All of the records should be given again exactly as they appear.

(Provided data)

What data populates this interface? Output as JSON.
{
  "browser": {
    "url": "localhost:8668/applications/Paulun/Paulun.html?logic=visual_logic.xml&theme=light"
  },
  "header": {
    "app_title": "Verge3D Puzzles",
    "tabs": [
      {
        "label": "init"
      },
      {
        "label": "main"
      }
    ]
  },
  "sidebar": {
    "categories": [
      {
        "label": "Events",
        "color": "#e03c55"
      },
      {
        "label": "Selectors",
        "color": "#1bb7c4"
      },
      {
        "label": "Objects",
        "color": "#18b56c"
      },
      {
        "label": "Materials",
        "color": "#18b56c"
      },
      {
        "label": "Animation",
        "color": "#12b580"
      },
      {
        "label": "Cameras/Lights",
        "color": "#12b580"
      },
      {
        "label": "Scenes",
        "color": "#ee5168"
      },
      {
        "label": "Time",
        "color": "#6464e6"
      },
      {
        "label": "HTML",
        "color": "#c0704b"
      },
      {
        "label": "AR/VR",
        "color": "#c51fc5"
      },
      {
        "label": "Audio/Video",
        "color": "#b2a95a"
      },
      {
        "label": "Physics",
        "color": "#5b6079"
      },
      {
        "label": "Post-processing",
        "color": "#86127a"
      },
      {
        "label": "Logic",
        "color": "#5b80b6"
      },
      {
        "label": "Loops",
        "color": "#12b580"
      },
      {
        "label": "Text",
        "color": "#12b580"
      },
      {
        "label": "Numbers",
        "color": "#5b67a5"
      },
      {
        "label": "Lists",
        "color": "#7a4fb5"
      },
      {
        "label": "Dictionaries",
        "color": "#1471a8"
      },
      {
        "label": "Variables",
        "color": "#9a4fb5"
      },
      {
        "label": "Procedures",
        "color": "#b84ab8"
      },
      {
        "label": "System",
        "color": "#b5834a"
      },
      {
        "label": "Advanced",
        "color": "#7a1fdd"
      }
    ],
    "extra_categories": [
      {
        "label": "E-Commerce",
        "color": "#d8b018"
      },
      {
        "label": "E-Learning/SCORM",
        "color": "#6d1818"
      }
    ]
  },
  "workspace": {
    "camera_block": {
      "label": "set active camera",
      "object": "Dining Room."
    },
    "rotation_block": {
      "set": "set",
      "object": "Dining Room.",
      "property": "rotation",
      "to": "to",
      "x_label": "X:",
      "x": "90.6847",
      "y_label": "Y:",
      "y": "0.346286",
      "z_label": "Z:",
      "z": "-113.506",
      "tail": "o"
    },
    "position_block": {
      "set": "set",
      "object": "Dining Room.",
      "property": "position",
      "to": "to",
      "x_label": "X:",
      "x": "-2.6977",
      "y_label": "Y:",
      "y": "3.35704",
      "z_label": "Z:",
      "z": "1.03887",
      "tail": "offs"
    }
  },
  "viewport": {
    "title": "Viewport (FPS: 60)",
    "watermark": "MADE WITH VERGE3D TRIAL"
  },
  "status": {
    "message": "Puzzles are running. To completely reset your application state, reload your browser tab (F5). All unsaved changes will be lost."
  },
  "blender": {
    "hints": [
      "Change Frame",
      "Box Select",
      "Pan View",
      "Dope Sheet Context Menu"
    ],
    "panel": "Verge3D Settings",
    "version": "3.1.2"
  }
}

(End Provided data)

Answer space =>
What data populates this interface? Output as JSON.
{
  "browser": {
    "url": "localhost:8668/applications/Paulun/Paulun.html?logic=visual_logic.xml&theme=light"
  },
  "header": {
    "app_title": "Verge3D Puzzles",
    "tabs": [
      {
        "label": "init"
      },
      {
        "label": "main"
      }
    ]
  },
  "sidebar": {
    "categories": [
      {
        "label": "Events",
        "color": "#e03c55"
      },
      {
        "label": "Selectors",
        "color": "#1bb7c4"
      },
      {
        "label": "Objects",
        "color": "#18b56c"
      },
      {
        "label": "Materials",
        "color": "#18b56c"
      },
      {
        "label": "Animation",
        "color": "#12b580"
      },
      {
        "label": "Cameras/Lights",
        "color": "#12b580"
      },
      {
        "label": "Scenes",
        "color": "#ee5168"
      },
      {
        "label": "Time",
        "color": "#6464e6"
      },
      {
        "label": "HTML",
        "color": "#c0704b"
      },
      {
        "label": "AR/VR",
        "color": "#c51fc5"
      },
      {
        "label": "Audio/Video",
        "color": "#b2a95a"
      },
      {
        "label": "Physics",
        "color": "#5b6079"
      },
      {
        "label": "Post-processing",
        "color": "#86127a"
      },
      {
        "label": "Logic",
        "color": "#5b80b6"
      },
      {
        "label": "Loops",
        "color": "#12b580"
      },
      {
        "label": "Text",
        "color": "#12b580"
      },
      {
        "label": "Numbers",
        "color": "#5b67a5"
      },
      {
        "label": "Lists",
        "color": "#7a4fb5"
      },
      {
        "label": "Dictionaries",
        "color": "#1471a8"
      },
      {
        "label": "Variables",
        "color": "#9a4fb5"
      },
      {
        "label": "Procedures",
        "color": "#b84ab8"
      },
      {
        "label": "System",
        "color": "#b5834a"
      },
      {
        "label": "Advanced",
        "color": "#7a1fdd"
      }
    ],
    "extra_categories": [
      {
        "label": "E-Commerce",
        "color": "#d8b018"
      },
      {
        "label": "E-Learning/SCORM",
        "color": "#6d1818"
      }
    ]
  },
  "workspace": {
    "camera_block": {
      "label": "set active camera",
      "object": "Dining Room."
    },
    "rotation_block": {
      "set": "set",
      "object": "Dining Room.",
      "property": "rotation",
      "to": "to",
      "x_label": "X:",
      "x": "90.6847",
      "y_label": "Y:",
      "y": "0.346286",
      "z_label": "Z:",
      "z": "-113.506",
      "tail": "o"
    },
    "position_block": {
      "set": "set",
      "object": "Dining Room.",
      "property": "position",
      "to": "to",
      "x_label": "X:",
      "x": "-2.6977",
      "y_label": "Y:",
      "y": "3.35704",
      "z_label": "Z:",
      "z": "1.03887",
      "tail": "offs"
    }
  },
  "viewport": {
    "title": "Viewport (FPS: 60)",
    "watermark": "MADE WITH VERGE3D TRIAL"
  },
  "status": {
    "message": "Puzzles are running. To completely reset your application state, reload your browser tab (F5). All unsaved changes will be lost."
  },
  "blender": {
    "hints": [
      "Change Frame",
      "Box Select",
      "Pan View",
      "Dope Sheet Context Menu"
    ],
    "panel": "Verge3D Settings",
    "version": "3.1.2"
  }
}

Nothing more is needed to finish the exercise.